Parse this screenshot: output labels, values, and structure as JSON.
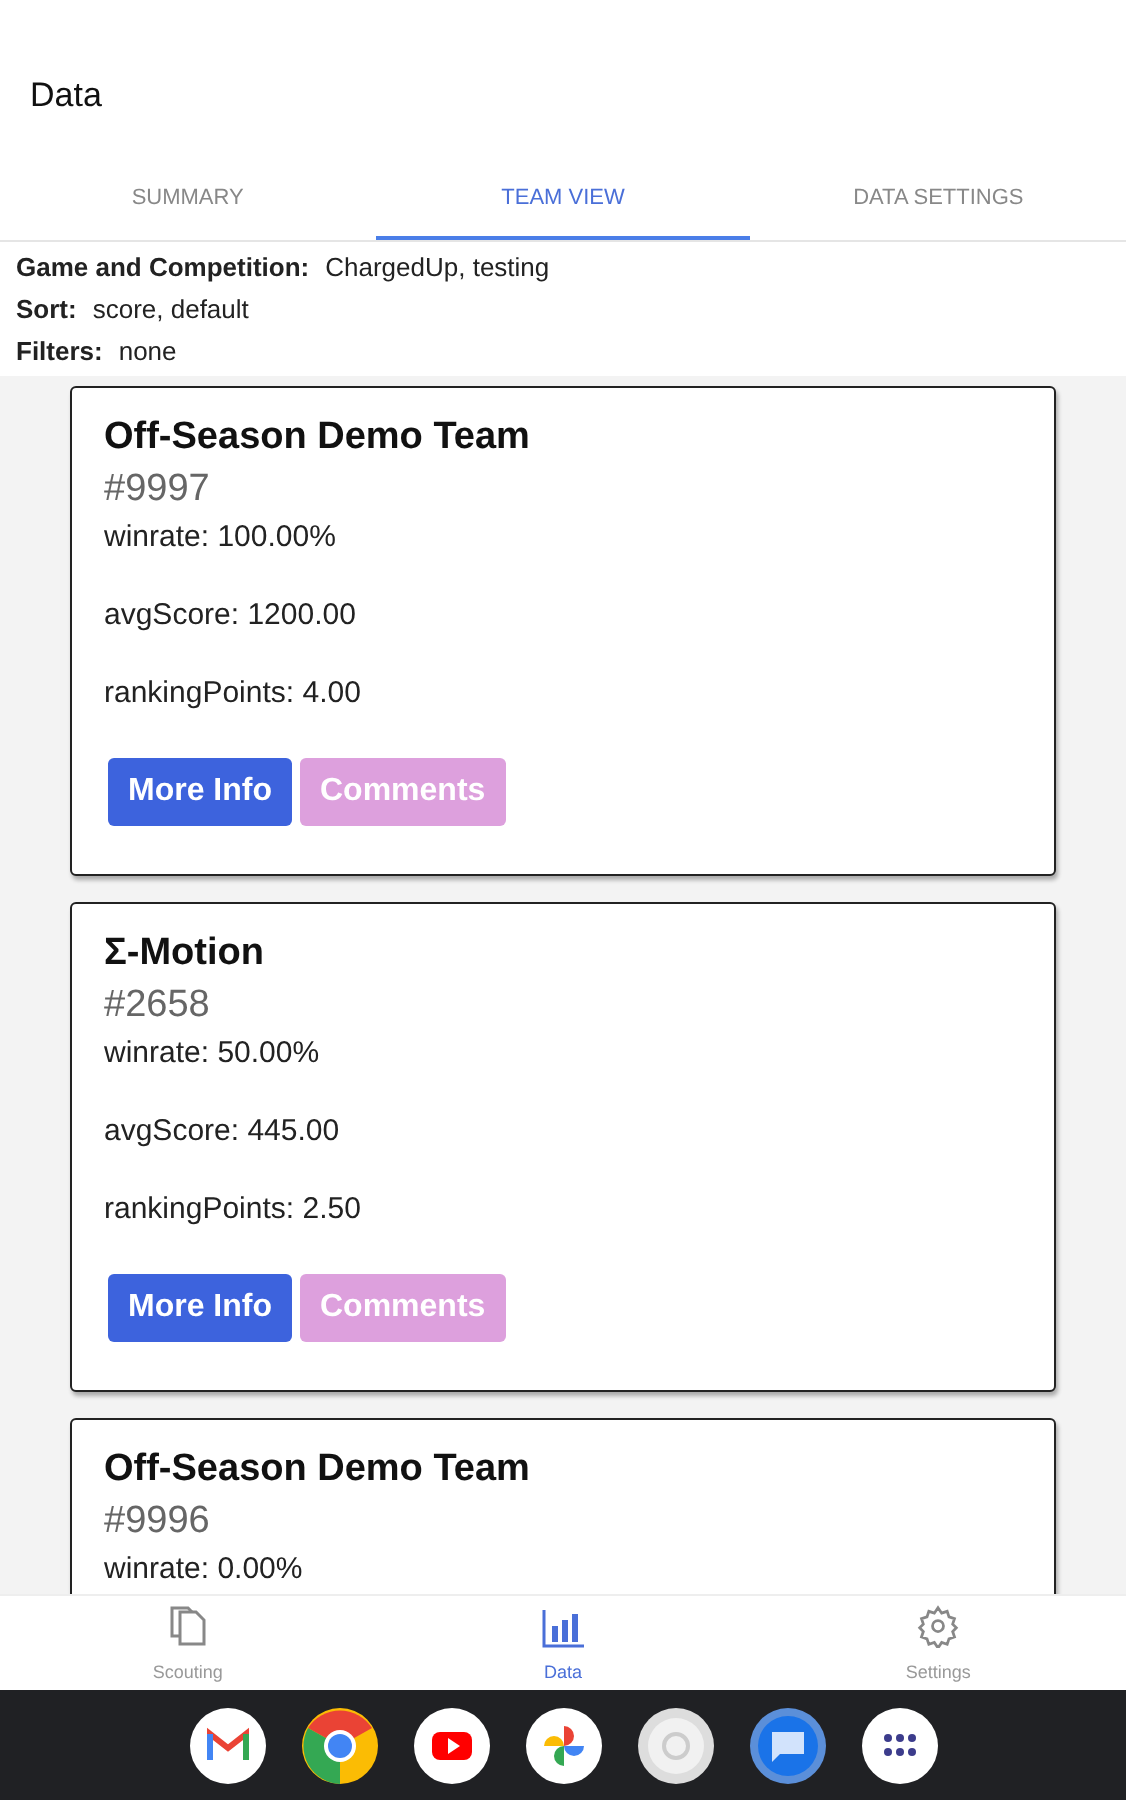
{
  "app_bar": {
    "title": "Data"
  },
  "tabs": [
    {
      "label": "SUMMARY",
      "selected": false
    },
    {
      "label": "TEAM VIEW",
      "selected": true
    },
    {
      "label": "DATA SETTINGS",
      "selected": false
    }
  ],
  "info": [
    {
      "label": "Game and Competition:",
      "value": "ChargedUp, testing"
    },
    {
      "label": "Sort:",
      "value": "score, default"
    },
    {
      "label": "Filters:",
      "value": "none"
    }
  ],
  "teams": [
    {
      "name": "Off-Season Demo Team",
      "number": "#9997",
      "stats": [
        "winrate: 100.00%",
        "avgScore: 1200.00",
        "rankingPoints: 4.00"
      ],
      "buttons": [
        {
          "label": "More Info",
          "kind": "primary"
        },
        {
          "label": "Comments",
          "kind": "secondary"
        }
      ]
    },
    {
      "name": "Σ-Motion",
      "number": "#2658",
      "stats": [
        "winrate: 50.00%",
        "avgScore: 445.00",
        "rankingPoints: 2.50"
      ],
      "buttons": [
        {
          "label": "More Info",
          "kind": "primary"
        },
        {
          "label": "Comments",
          "kind": "secondary"
        }
      ]
    },
    {
      "name": "Off-Season Demo Team",
      "number": "#9996",
      "stats": [
        "winrate: 0.00%"
      ]
    }
  ],
  "bottom_nav": [
    {
      "label": "Scouting",
      "kind": "scouting",
      "selected": false
    },
    {
      "label": "Data",
      "kind": "data",
      "selected": true
    },
    {
      "label": "Settings",
      "kind": "settings",
      "selected": false
    }
  ]
}
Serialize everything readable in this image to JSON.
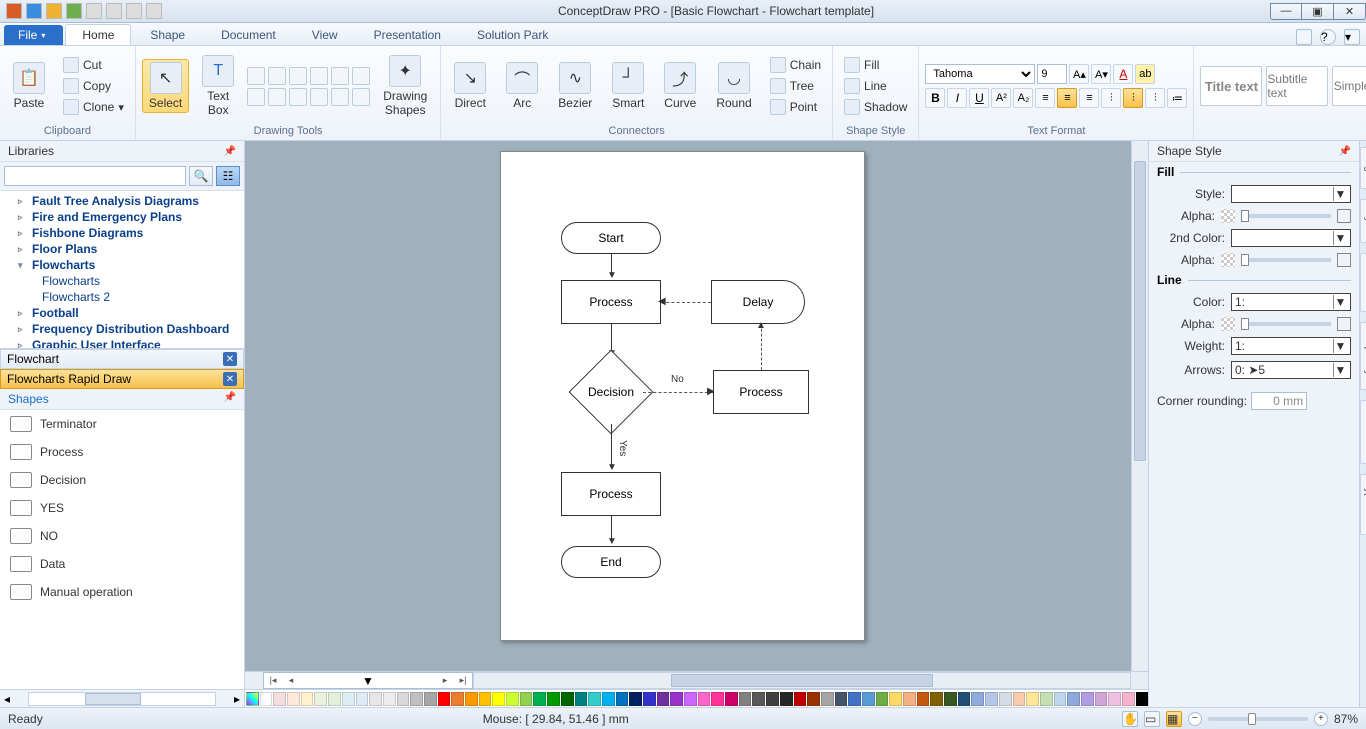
{
  "title": "ConceptDraw PRO - [Basic Flowchart - Flowchart template]",
  "menu": {
    "file": "File",
    "tabs": [
      "Home",
      "Shape",
      "Document",
      "View",
      "Presentation",
      "Solution Park"
    ],
    "active": 0
  },
  "ribbon": {
    "clipboard": {
      "label": "Clipboard",
      "paste": "Paste",
      "cut": "Cut",
      "copy": "Copy",
      "clone": "Clone"
    },
    "drawing": {
      "label": "Drawing Tools",
      "select": "Select",
      "textbox": "Text\nBox",
      "shapes": "Drawing\nShapes"
    },
    "connectors": {
      "label": "Connectors",
      "items": [
        "Direct",
        "Arc",
        "Bezier",
        "Smart",
        "Curve",
        "Round"
      ],
      "chain": "Chain",
      "tree": "Tree",
      "point": "Point"
    },
    "shapestyle": {
      "label": "Shape Style",
      "fill": "Fill",
      "line": "Line",
      "shadow": "Shadow"
    },
    "textformat": {
      "label": "Text Format",
      "font": "Tahoma",
      "size": "9"
    },
    "titles": {
      "title": "Title text",
      "subtitle": "Subtitle text",
      "simple": "Simple text"
    }
  },
  "libraries": {
    "header": "Libraries",
    "tree": [
      {
        "t": "Fault Tree Analysis Diagrams",
        "e": "▹"
      },
      {
        "t": "Fire and Emergency Plans",
        "e": "▹"
      },
      {
        "t": "Fishbone Diagrams",
        "e": "▹"
      },
      {
        "t": "Floor Plans",
        "e": "▹"
      },
      {
        "t": "Flowcharts",
        "e": "▾",
        "children": [
          {
            "t": "Flowcharts"
          },
          {
            "t": "Flowcharts 2"
          }
        ]
      },
      {
        "t": "Football",
        "e": "▹"
      },
      {
        "t": "Frequency Distribution Dashboard",
        "e": "▹"
      },
      {
        "t": "Graphic User Interface",
        "e": "▹"
      }
    ],
    "tabs": [
      {
        "t": "Flowchart",
        "sel": false
      },
      {
        "t": "Flowcharts Rapid Draw",
        "sel": true
      }
    ],
    "shapes_hdr": "Shapes",
    "shapes": [
      "Terminator",
      "Process",
      "Decision",
      "YES",
      "NO",
      "Data",
      "Manual operation"
    ]
  },
  "flow": {
    "start": "Start",
    "process": "Process",
    "delay": "Delay",
    "decision": "Decision",
    "end": "End",
    "no": "No",
    "yes": "Yes"
  },
  "rightpanel": {
    "header": "Shape Style",
    "fill": "Fill",
    "line": "Line",
    "style": "Style:",
    "alpha": "Alpha:",
    "color2": "2nd Color:",
    "color": "Color:",
    "weight": "Weight:",
    "arrows": "Arrows:",
    "corner": "Corner rounding:",
    "corner_val": "0 mm",
    "weight_val": "1:",
    "color_val": "1:",
    "arrows_val": "0:             ➤5",
    "tabs": [
      "Pages",
      "Layers",
      "Behaviour",
      "Shape Style",
      "Information",
      "Hypernote"
    ]
  },
  "status": {
    "ready": "Ready",
    "mouse": "Mouse: [ 29.84, 51.46 ] mm",
    "zoom": "87%"
  },
  "palette": [
    "#ffffff",
    "#f2dede",
    "#fde9d9",
    "#fff2cc",
    "#eaf1dd",
    "#e2efda",
    "#daeef3",
    "#deebf6",
    "#e7e6e6",
    "#ededed",
    "#d9d9d9",
    "#bfbfbf",
    "#a6a6a6",
    "#ff0000",
    "#ed7d31",
    "#ff9900",
    "#ffc000",
    "#ffff00",
    "#ccff33",
    "#92d050",
    "#00b050",
    "#009900",
    "#006600",
    "#008080",
    "#33cccc",
    "#00b0f0",
    "#0070c0",
    "#002060",
    "#3333cc",
    "#7030a0",
    "#9933cc",
    "#cc66ff",
    "#ff66cc",
    "#ff3399",
    "#cc0066",
    "#808080",
    "#595959",
    "#404040",
    "#262626",
    "#c00000",
    "#993300",
    "#a5a5a5",
    "#44546a",
    "#4472c4",
    "#5b9bd5",
    "#70ad47",
    "#ffd966",
    "#f4b084",
    "#c65911",
    "#806000",
    "#385723",
    "#1f4e79",
    "#8faadc",
    "#b4c7e7",
    "#d6dce5",
    "#f8cbad",
    "#ffe699",
    "#c5e0b4",
    "#bdd7ee",
    "#8ea9db",
    "#b09ee0",
    "#d0a6d6",
    "#eec1e3",
    "#f5b3cf",
    "#000000"
  ]
}
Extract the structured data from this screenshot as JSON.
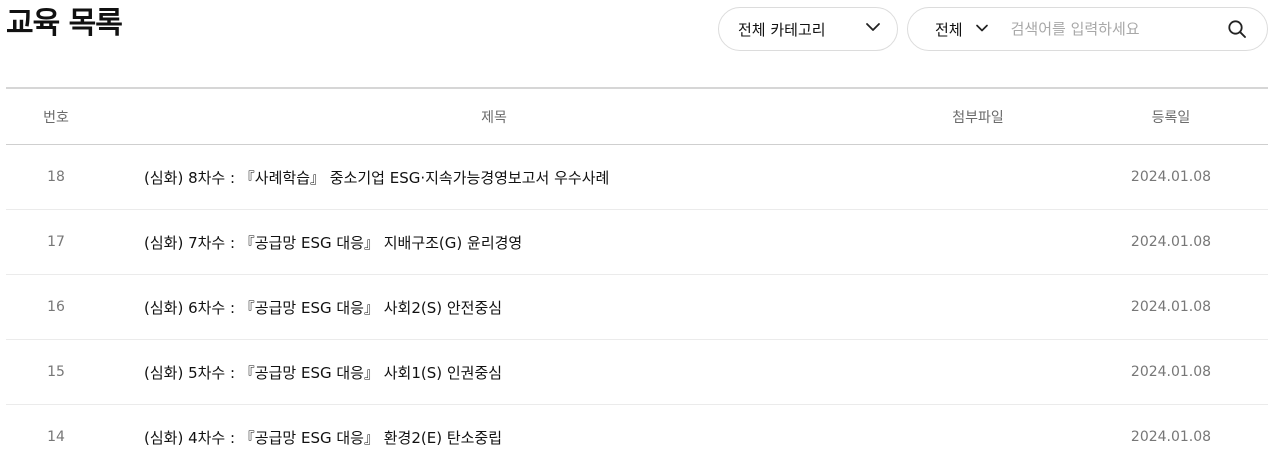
{
  "header": {
    "title": "교육 목록"
  },
  "filters": {
    "category_label": "전체 카테고리",
    "scope_label": "전체",
    "search_placeholder": "검색어를 입력하세요"
  },
  "table": {
    "columns": {
      "no": "번호",
      "title": "제목",
      "file": "첨부파일",
      "date": "등록일"
    },
    "rows": [
      {
        "no": "18",
        "title": "(심화) 8차수 : 『사례학습』 중소기업 ESG·지속가능경영보고서 우수사례",
        "file": "",
        "date": "2024.01.08"
      },
      {
        "no": "17",
        "title": "(심화) 7차수 : 『공급망 ESG 대응』 지배구조(G) 윤리경영",
        "file": "",
        "date": "2024.01.08"
      },
      {
        "no": "16",
        "title": "(심화) 6차수 : 『공급망 ESG 대응』 사회2(S) 안전중심",
        "file": "",
        "date": "2024.01.08"
      },
      {
        "no": "15",
        "title": "(심화) 5차수 : 『공급망 ESG 대응』 사회1(S) 인권중심",
        "file": "",
        "date": "2024.01.08"
      },
      {
        "no": "14",
        "title": "(심화) 4차수 : 『공급망 ESG 대응』 환경2(E) 탄소중립",
        "file": "",
        "date": "2024.01.08"
      }
    ]
  },
  "icons": {
    "category_chevron": "chevron-down-icon",
    "scope_chevron": "chevron-down-icon",
    "search": "search-icon"
  }
}
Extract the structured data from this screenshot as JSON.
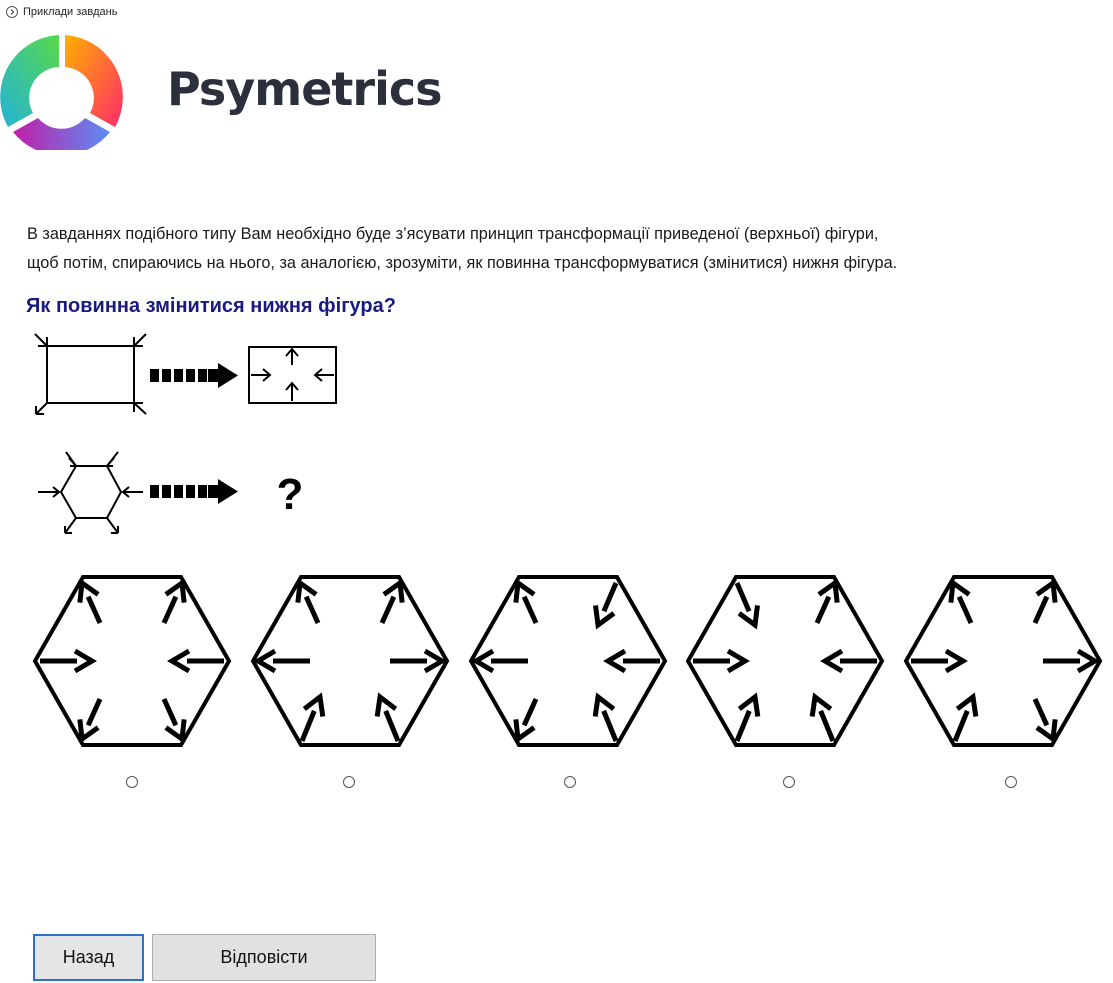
{
  "breadcrumb": {
    "label": "Приклади завдань",
    "icon": "chevron-right-circle-icon"
  },
  "header": {
    "brand": "Psymetrics"
  },
  "instructions": {
    "line1": "В завданнях подібного типу Вам необхідно буде з’ясувати принцип трансформації приведеної (верхньої) фігури,",
    "line2": "щоб потім, спираючись на нього, за аналогією, зрозуміти, як повинна трансформуватися (змінитися) нижня фігура."
  },
  "question": "Як повинна змінитися нижня фігура?",
  "puzzle": {
    "unknown_mark": "?"
  },
  "options": [
    {
      "index": 1,
      "selected": false
    },
    {
      "index": 2,
      "selected": false
    },
    {
      "index": 3,
      "selected": false
    },
    {
      "index": 4,
      "selected": false
    },
    {
      "index": 5,
      "selected": false
    }
  ],
  "buttons": {
    "back": "Назад",
    "answer": "Відповісти"
  },
  "colors": {
    "brand_text": "#2c2f3c",
    "question_text": "#1a1a80",
    "focus_border": "#2a6fc9"
  }
}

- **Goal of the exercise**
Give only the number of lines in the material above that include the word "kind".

- **Written answer**
7